Whew. What a career! All that’s missing is a BC Classic triumph. And he just might get it. If a horseplayer can forgive and forget Maximum Security’s Awesome Again dud—he did this once before when he lost the $150k Pegasus at Monmouth to King for a Day and then rebounded next out to win the Gr. 1 Haskell—a return to top form over a more glib racetrack puts him right there with barn mate Improbable.
Can history repeat? Yes. Expect Maximum Security to use his speed to either make the lead or to stalk barn mate #9 Authentic. This time, when the real running starts, he’ll have enough to trade blows with stablemate #8 Improbable and 7-year-old #4 Tom’s d’Etat to the wire.

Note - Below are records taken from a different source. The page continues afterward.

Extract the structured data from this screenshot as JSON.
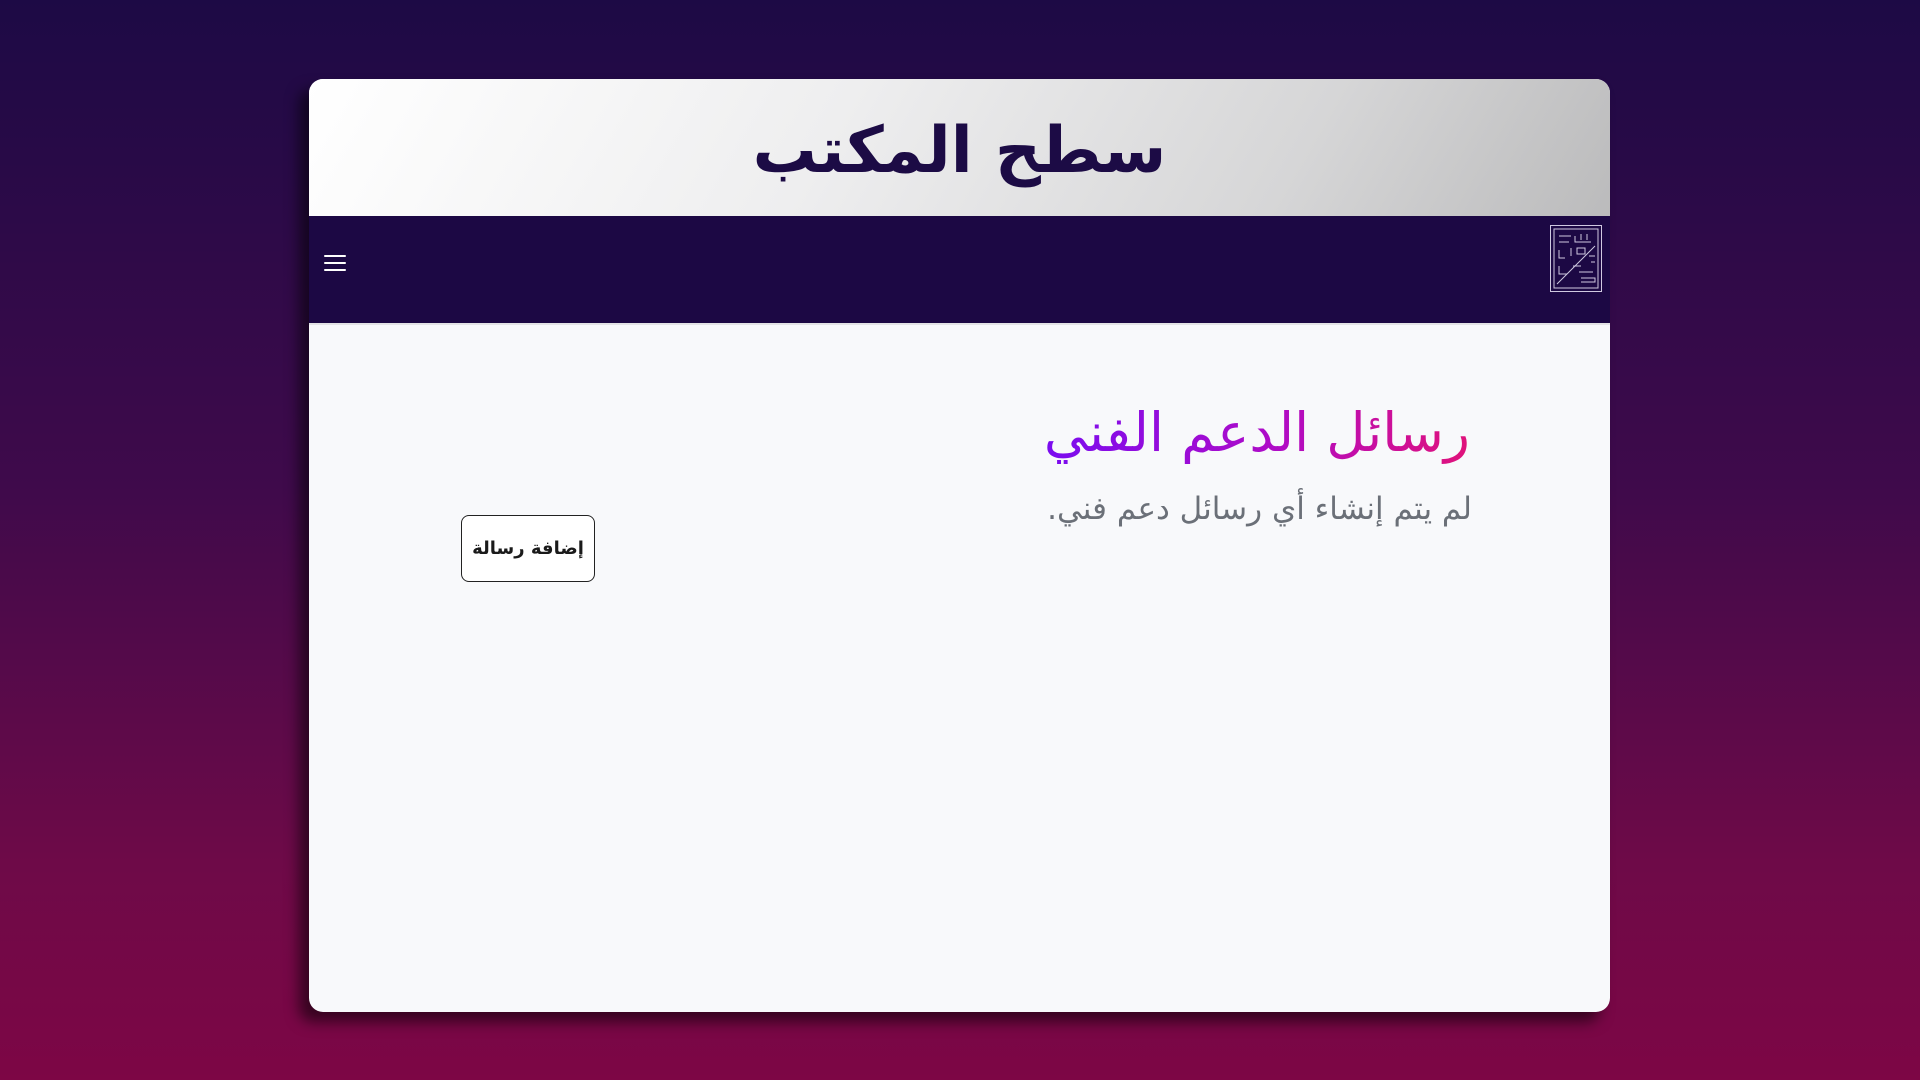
{
  "app": {
    "title": "سطح المكتب"
  },
  "navbar": {
    "menu_icon": "hamburger-menu-icon",
    "logo_icon": "calligraphy-logo-icon",
    "background_color": "#1c0844"
  },
  "main": {
    "heading": "رسائل الدعم الفني",
    "empty_message": "لم يتم إنشاء أي رسائل دعم فني.",
    "add_button_label": "إضافة رسالة",
    "heading_gradient": [
      "#7a0cf0",
      "#e0127a"
    ]
  }
}
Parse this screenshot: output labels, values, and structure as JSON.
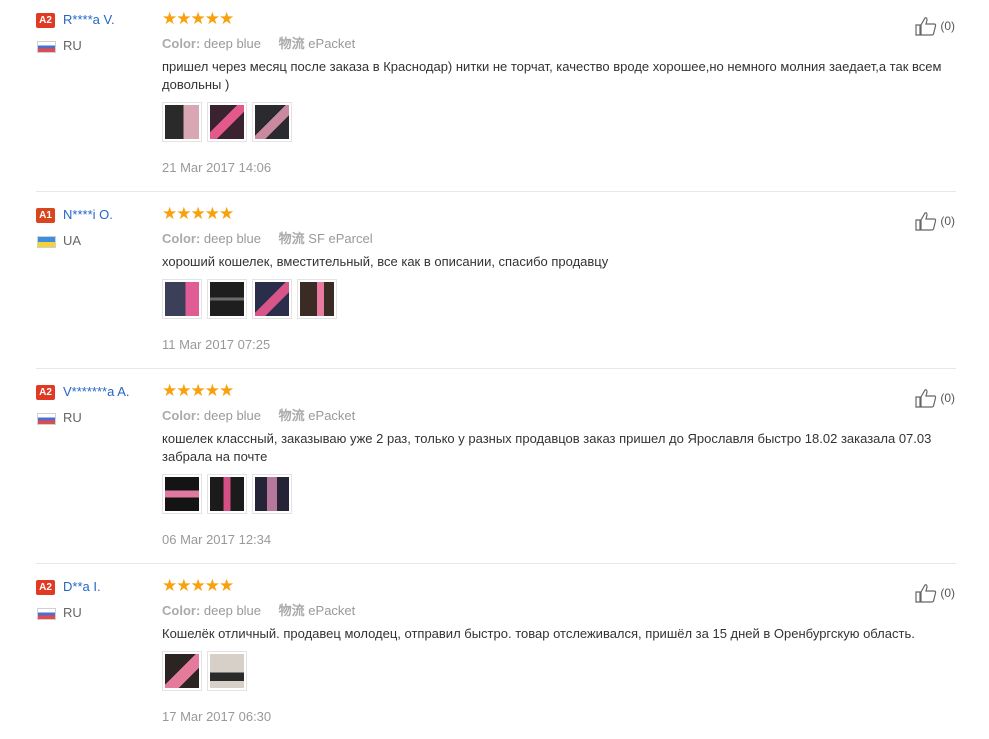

Improbable is the correct favorite and the one to beat. No 2020 BC Classic starter has raced or trained better.
On his best day #10 Maximum Security can win this race. If his last outing can be forgiven (trainer Baffert has suggested he may not have liked the deep Santa Anita surface), then there’s very little between #8 Improbable and #10 Maximum Security and the latter likely will be in front in the stretch.
Tom’s d’Etat must be respected. The 7-year-old was unlucky in his last and clearly was the best in the east before that. A bounce-back effort places him squarely in the final picture. He’s entering this race off a 3-month layoff and no horse has won the Classic off that long of a layoff. He’s also the senior citizen of the field and that needs to be considered.
TOP 4 PICKS:
1. Maximum Security – Looking for a bounce back from this tiger.
2. Improbable – Absolutely the one to beat.
3. Tom’s d’Etat – 7-year-old star returns off challenging layoff.
4. Higher Power – Always seems to find a spot in the Superfecta.
$100 BETTING STRATEGY:
$25 Exacta : Maximum Security with Improbable, Tom’s d’Etat ($50)
$25 Exacta: Improbable with Maximum Security, Tom’s d’Etat ($50)
ADDITIONAL BREEDERS' CUP RACE ANALYSIS
Runners ranked in order of preference
Friday (Race 6): Juvenile Turf Sprint
Friday (Race 7): Juvenile Turf
Really a crapshoot, so don’t take any wooden nickels in here. Remember, short run to the first turn.
Friday (Race 8): Juvenile Fillies
This field is short on numbers but long on talent.
Friday (Race 9): Juvenile Fillies Turf
Looking for a non-Euro closer in here.
Friday (Race 10): Juvenile
Saturday (Race 4): Filly & Mare Sprint
Saturday (Race 5): Turf Sprint
Saturday (Race 6): Dirt Mile
Puzzling race that doesn’t feel right for some reason. Is there a bomb we’re missing? Maybe. Could be time to boldly toss the two pace chalks and look for bomb.
Saturday (Race 7): Filly & Mare Turf
Saturday (Race 8): Sprint
Saturday (Race 9): Mile
Saturday (Race 10): Distaff
Saturday (Race 11): Turf
Saturday (Race 12): Classic
See above for complete analysis. #10 Maximum Security and #8 Improbable seem best in here.